I also enjoy that this has made it ever so slightly cool to be a Math nerd. If not actually cool, then at least it has made Mathematicians more hirable than it was when I graduated from school. There are now many job descriptions that have “Mathematics” listed as a desired degree, when that was definitely not the case 10-15 years ago. The other day, I drove by a billboard sign advertising a Masters in Data Analytics at the local university. Times have definitely changed!
Every project I’ve ever worked on has had an estimated timeline and a goal set from the beginning. The timelines have ranged anywhere from a few days to several months, some with reasonable goals and others with downright impossible ones. Getting everyone to agree on what is both feasible in the time frame and what counts as success upfront is absolutely critical.
Some projects follow a waterfall paradigm with fixed milestones based on timeline, and other projects that follow the agile methodology. In both cases, communicating progress between the stakeholders and the project team with a regular cadence is key to managing expectations. Stakeholders should not show up at the beginning of a project and then disappear until the polished, final results are revealed. Instead, they should have a general idea how the team is progressing at any given check-in, and what incremental change they expect to see by the next one.

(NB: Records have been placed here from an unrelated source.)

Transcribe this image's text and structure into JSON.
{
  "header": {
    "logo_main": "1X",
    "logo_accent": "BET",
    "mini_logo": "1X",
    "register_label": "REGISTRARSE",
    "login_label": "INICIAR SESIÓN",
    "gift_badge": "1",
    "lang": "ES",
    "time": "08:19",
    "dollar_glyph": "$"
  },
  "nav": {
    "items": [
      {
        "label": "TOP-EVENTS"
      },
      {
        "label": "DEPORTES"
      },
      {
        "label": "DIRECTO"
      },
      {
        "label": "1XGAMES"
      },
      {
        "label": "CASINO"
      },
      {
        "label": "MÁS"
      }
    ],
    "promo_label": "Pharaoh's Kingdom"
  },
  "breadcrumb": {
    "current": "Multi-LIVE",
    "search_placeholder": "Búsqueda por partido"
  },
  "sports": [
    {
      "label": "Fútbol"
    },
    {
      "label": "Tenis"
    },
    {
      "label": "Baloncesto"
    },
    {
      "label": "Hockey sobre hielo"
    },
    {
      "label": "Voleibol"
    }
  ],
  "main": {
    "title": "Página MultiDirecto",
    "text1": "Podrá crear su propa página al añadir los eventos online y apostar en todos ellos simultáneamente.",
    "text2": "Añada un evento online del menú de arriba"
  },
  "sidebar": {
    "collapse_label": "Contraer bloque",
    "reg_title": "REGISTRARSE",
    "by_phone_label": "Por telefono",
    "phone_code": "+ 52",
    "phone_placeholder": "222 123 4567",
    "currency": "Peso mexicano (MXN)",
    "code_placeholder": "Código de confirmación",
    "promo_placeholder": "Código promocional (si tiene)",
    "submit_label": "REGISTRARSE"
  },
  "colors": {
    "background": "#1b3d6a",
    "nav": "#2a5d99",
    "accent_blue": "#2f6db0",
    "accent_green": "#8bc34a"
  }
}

Time management can be tricky for Data Scientists. Exploring data and experimenting is a lot of fun, but you can easily get stuck in that step of a project. You have to ask yourself and/or your team, ‘Do you know enough that you can meaningfully work on the step?’ If you do, then it’s likely time to move on. Staying in that step may lead to diminishing returns. Data Science is an iterative process, so you can always revisit additional ideas you had for a previous step if you have time.

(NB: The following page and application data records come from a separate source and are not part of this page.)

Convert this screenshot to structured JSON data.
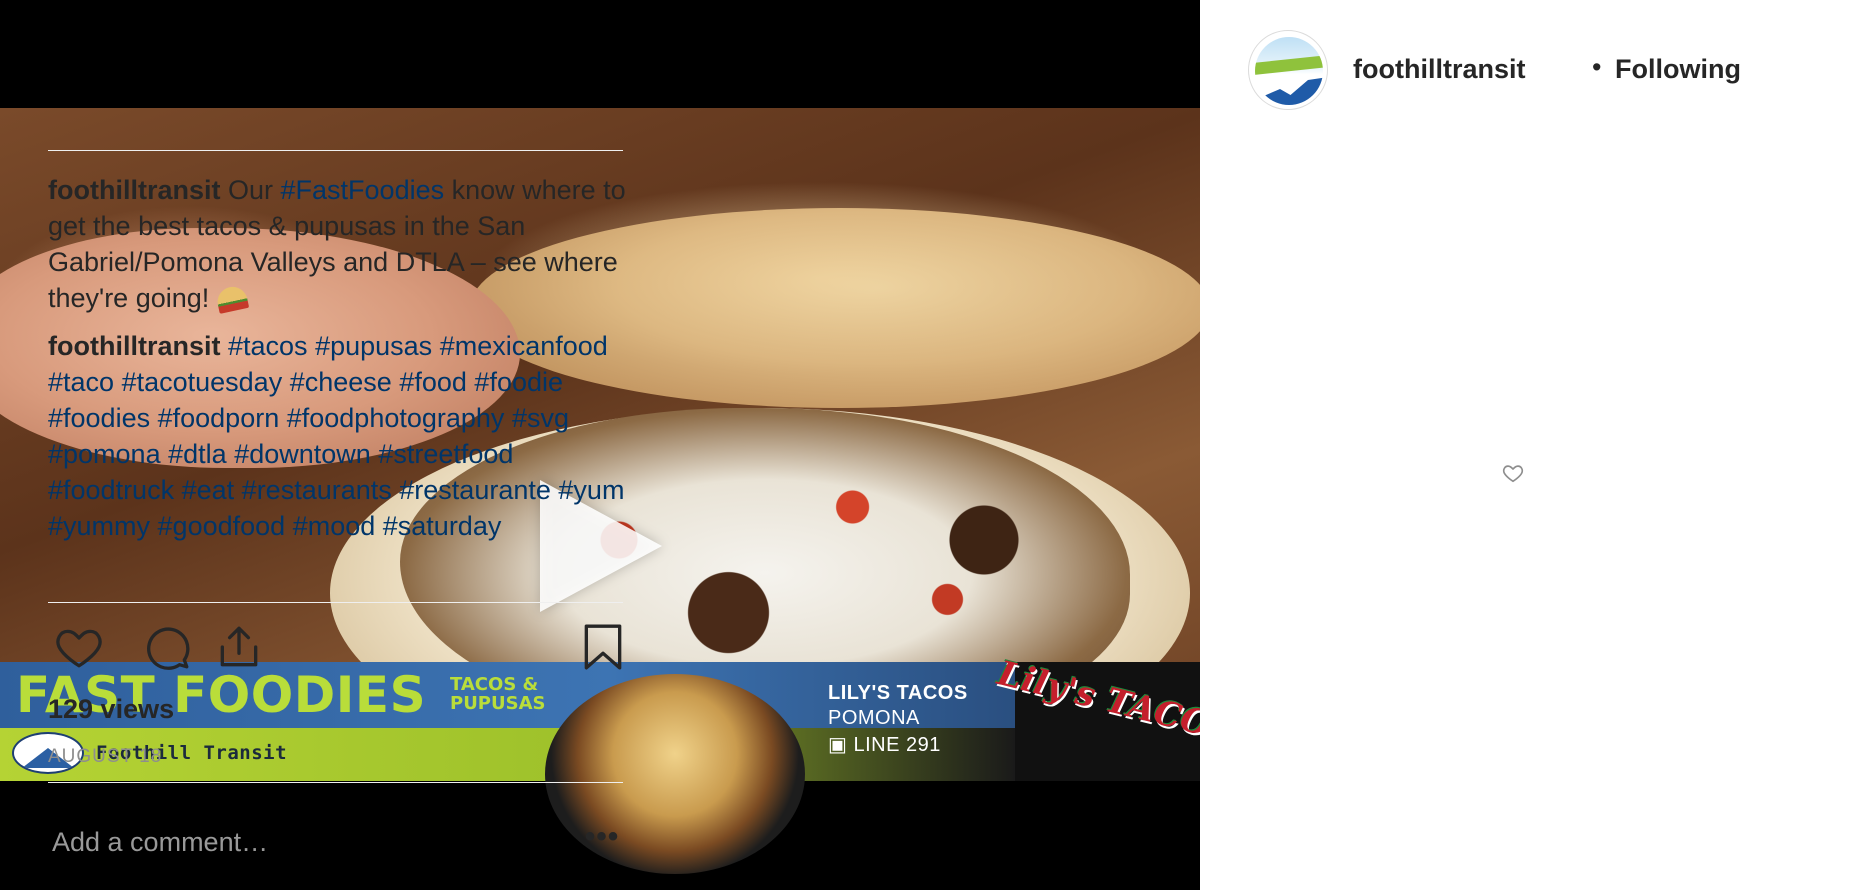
{
  "post": {
    "username": "foothilltransit",
    "separator": "•",
    "follow_status": "Following",
    "caption": {
      "username": "foothilltransit",
      "text_1": "Our ",
      "hashtag_1": "#FastFoodies",
      "text_2": " know where to get the best tacos & pupusas in the San Gabriel/Pomona Valleys and DTLA – see where they're going! "
    },
    "comment": {
      "username": "foothilltransit",
      "hashtags": [
        "#tacos",
        "#pupusas",
        "#mexicanfood",
        "#taco",
        "#tacotuesday",
        "#cheese",
        "#food",
        "#foodie",
        "#foodies",
        "#foodporn",
        "#foodphotography",
        "#svg",
        "#pomona",
        "#dtla",
        "#downtown",
        "#streetfood",
        "#foodtruck",
        "#eat",
        "#restaurants",
        "#restaurante",
        "#yum",
        "#yummy",
        "#goodfood",
        "#mood",
        "#saturday"
      ]
    },
    "views": "129 views",
    "date": "AUGUST 18",
    "comment_placeholder": "Add a comment…",
    "more_label": "•••"
  },
  "video": {
    "banner_title": "FAST FOODIES",
    "banner_subtitle": "TACOS & PUPUSAS",
    "brand_name": "Foothill Transit",
    "restaurant_name": "LILY'S TACOS",
    "restaurant_city": "POMONA",
    "restaurant_line": "LINE 291",
    "restaurant_logo": "Lily's TACOS"
  },
  "colors": {
    "hashtag": "#003569",
    "text": "#262626",
    "muted": "#8e8e8e",
    "divider": "#efefef",
    "banner_green": "#b9dd3a",
    "banner_blue": "#3d74b3"
  },
  "icons": {
    "play": "play-icon",
    "like": "heart-icon",
    "comment": "comment-bubble-icon",
    "share": "share-icon",
    "save": "bookmark-icon",
    "comment_like": "heart-icon",
    "more": "more-dots-icon"
  }
}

What’s ‘good enough’ for a model depends on how you defined success for the project. Does it meet the accuracy expectations for whatever decisions or tools it has to help? Does it fit into the technical workflow?
We still have a long way to go. In my personal experience, the field of Data Science has felt a bit more diverse than the tech industry at large. This may be partially because industry Data Scientists come from such a wide range of academic and professional backgrounds. I’ve seen more diversity in both the speakers and audiences at conferences over time, which is encouraging.
When I attended my first big tech conference nearly 10 years ago, there were over 10,000 attendees. I remember keeping count of all the other women I had seen that week and it was barely in the 100s. The same could have been said for any underrepresented minority group if I was keeping count. A few years later, I was standing in line at the bathroom during a break at a different conference when all of us in line realized, “There are finally enough women at this conference that there’s actually a line!”
It’s tough being the odd one out. It’s tough when a job cannot accommodate for life happening. As a woman of color and a parent, I am reminded about this truth on a regular basis. However, I’m not any less valuable an employee simply because I may be different from my peers.
I am so pleased to see that diversity and inclusion has become a more common theme across the industry. It is not just grassroots efforts, but also full time positions being created specifically to lead these efforts. Two years ago, Pivotal hired its first Diversity and Inclusion leader. They now have a growing number of Employee Resource Groups, various internal training programs, commitment to hiring more diverse candidates, all which is having a positive impact there. I recently joined Salesforce and learned that they have a Chief Equality Officer, and a commitment for equality in both the workplace and the wider community.
My hope is that this trend continues. In the next 10-20 years when the kids of today eventually replace us all, maybe the tech surrounding our lives will all be built by teams that are a representative sample of the world.